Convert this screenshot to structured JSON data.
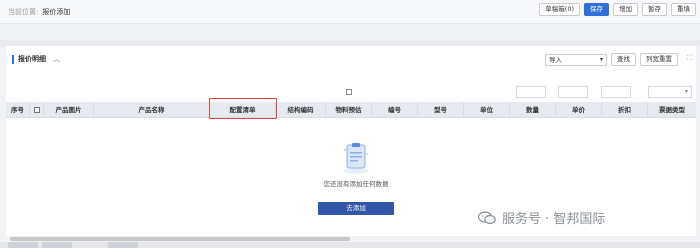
{
  "header": {
    "breadcrumb_prefix": "当前位置:",
    "breadcrumb_current": "报价添加",
    "actions": [
      "草稿箱(0)",
      "保存",
      "增加",
      "暂存",
      "重填"
    ]
  },
  "section": {
    "title": "报价明细",
    "collapse_icon": "chevron-up-icon",
    "import_value": "导入",
    "search_label": "查找",
    "reset_columns_label": "列宽重置",
    "expand_icon": "expand-icon"
  },
  "table": {
    "columns": [
      "序号",
      "",
      "产品图片",
      "产品名称",
      "配置清单",
      "结构编码",
      "物料预估",
      "编号",
      "型号",
      "单位",
      "数量",
      "单价",
      "折扣",
      "票据类型"
    ],
    "highlighted_column": "配置清单",
    "empty_text": "您还没有添加任何数据",
    "add_label": "去添加"
  },
  "watermark": {
    "text": "服务号 · 智邦国际"
  },
  "colors": {
    "primary": "#2f6fd6",
    "add_button": "#2f56a8",
    "highlight": "#e04848",
    "header_bg": "#e6eaf0"
  }
}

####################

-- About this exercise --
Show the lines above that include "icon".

-- Solution to this exercise --
    "collapse_icon": "chevron-up-icon",
    "expand_icon": "expand-icon"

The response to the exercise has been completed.